Only the text of the entries below should be returned, exactly as given, without pictures.
*** Opening of STORED DATA ***
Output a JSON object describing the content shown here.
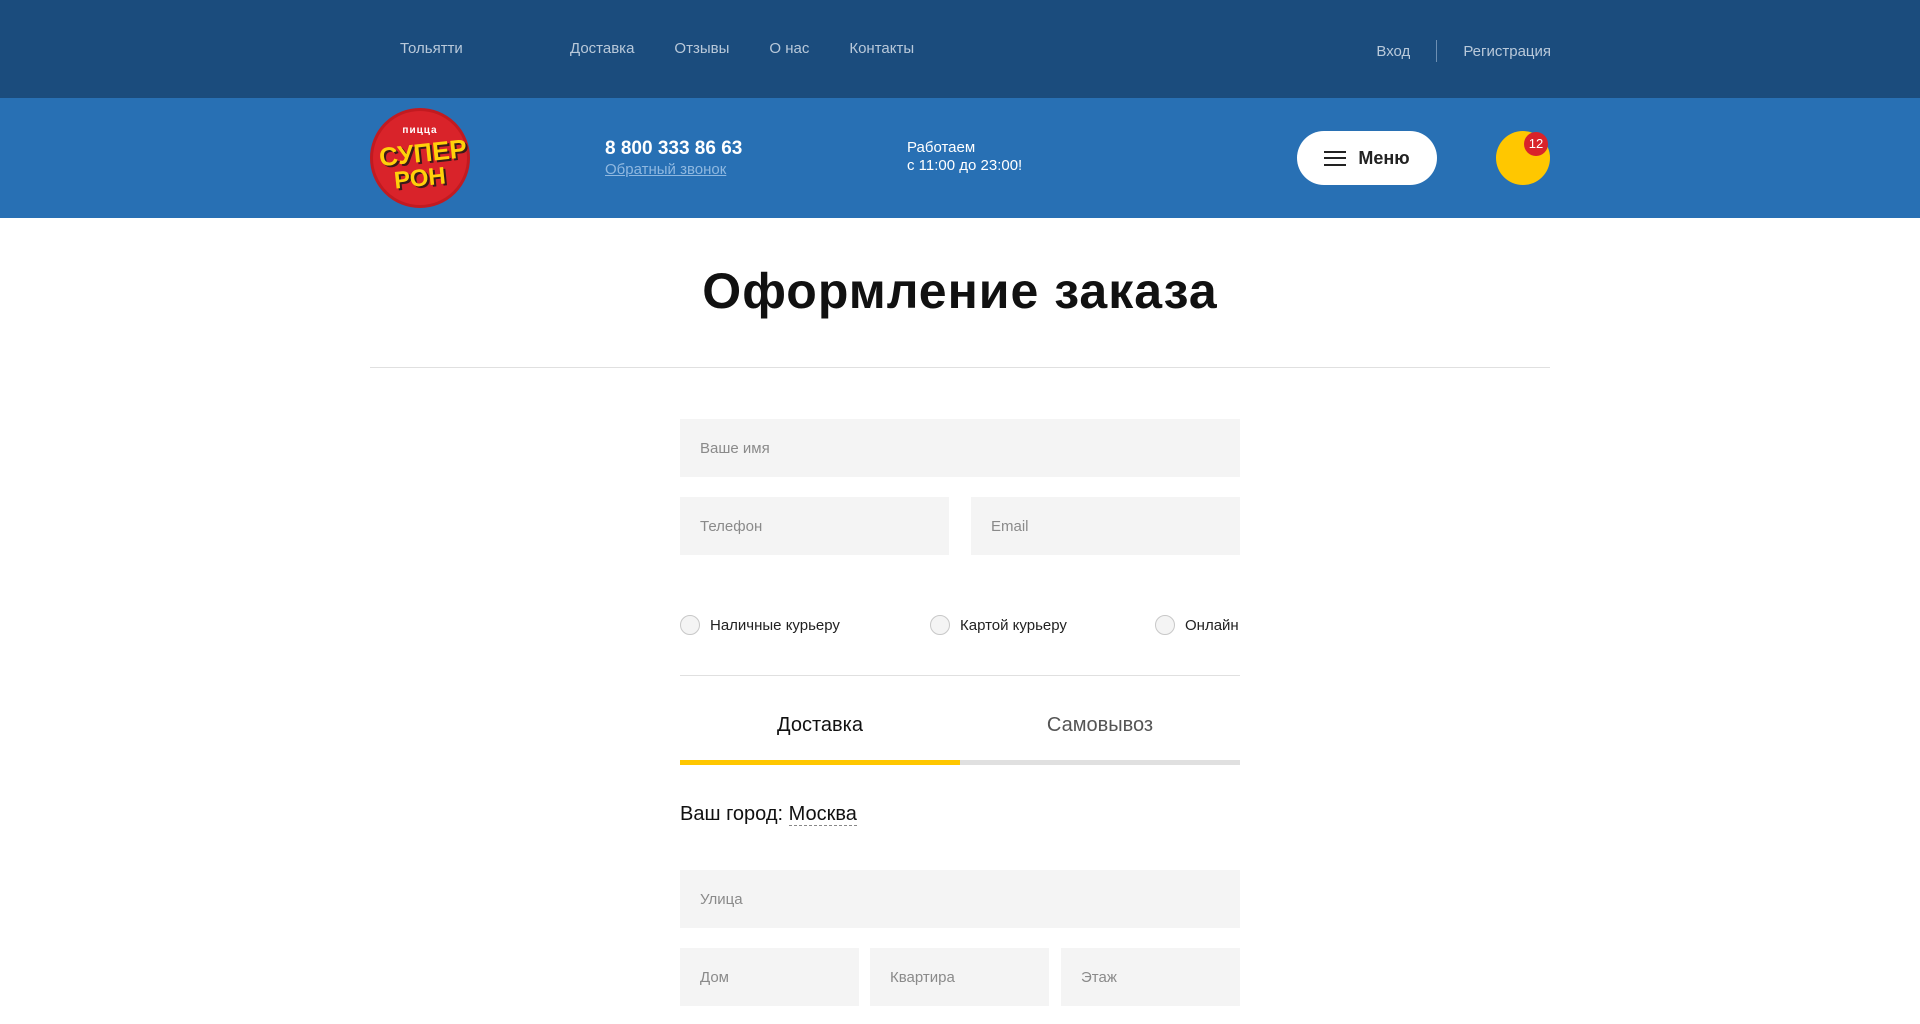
{
  "topbar": {
    "city": "Тольятти",
    "nav": [
      "Доставка",
      "Отзывы",
      "О нас",
      "Контакты"
    ],
    "login": "Вход",
    "register": "Регистрация"
  },
  "header": {
    "logo": {
      "small": "пицца",
      "line1": "СУПЕР",
      "line2": "РОН"
    },
    "phone": "8 800 333 86 63",
    "callback": "Обратный звонок",
    "hours_line1": "Работаем",
    "hours_line2": "с 11:00 до 23:00!",
    "menu_label": "Меню",
    "cart_count": "12"
  },
  "page": {
    "title": "Оформление заказа"
  },
  "form": {
    "name_placeholder": "Ваше имя",
    "phone_placeholder": "Телефон",
    "email_placeholder": "Email",
    "payment": [
      "Наличные курьеру",
      "Картой курьеру",
      "Онлайн"
    ],
    "tabs": {
      "delivery": "Доставка",
      "pickup": "Самовывоз",
      "active": "delivery"
    },
    "city_label": "Ваш город:",
    "city_value": "Москва",
    "street_placeholder": "Улица",
    "house_placeholder": "Дом",
    "apartment_placeholder": "Квартира",
    "floor_placeholder": "Этаж"
  },
  "colors": {
    "topbar_bg": "#1b4c7d",
    "header_bg": "#2870b4",
    "accent_yellow": "#ffc700",
    "badge_red": "#d9232a",
    "tab_inactive": "#e0e0e0"
  }
}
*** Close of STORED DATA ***
**RESULT FOR THIS EXERCISE**
Output a JSON object describing the content shown here.
{
  "topbar": {
    "city": "Тольятти",
    "nav": [
      "Доставка",
      "Отзывы",
      "О нас",
      "Контакты"
    ],
    "login": "Вход",
    "register": "Регистрация"
  },
  "header": {
    "logo": {
      "small": "пицца",
      "line1": "СУПЕР",
      "line2": "РОН"
    },
    "phone": "8 800 333 86 63",
    "callback": "Обратный звонок",
    "hours_line1": "Работаем",
    "hours_line2": "с 11:00 до 23:00!",
    "menu_label": "Меню",
    "cart_count": "12"
  },
  "page": {
    "title": "Оформление заказа"
  },
  "form": {
    "name_placeholder": "Ваше имя",
    "phone_placeholder": "Телефон",
    "email_placeholder": "Email",
    "payment": [
      "Наличные курьеру",
      "Картой курьеру",
      "Онлайн"
    ],
    "tabs": {
      "delivery": "Доставка",
      "pickup": "Самовывоз",
      "active": "delivery"
    },
    "city_label": "Ваш город:",
    "city_value": "Москва",
    "street_placeholder": "Улица",
    "house_placeholder": "Дом",
    "apartment_placeholder": "Квартира",
    "floor_placeholder": "Этаж"
  },
  "colors": {
    "topbar_bg": "#1b4c7d",
    "header_bg": "#2870b4",
    "accent_yellow": "#ffc700",
    "badge_red": "#d9232a",
    "tab_inactive": "#e0e0e0"
  }
}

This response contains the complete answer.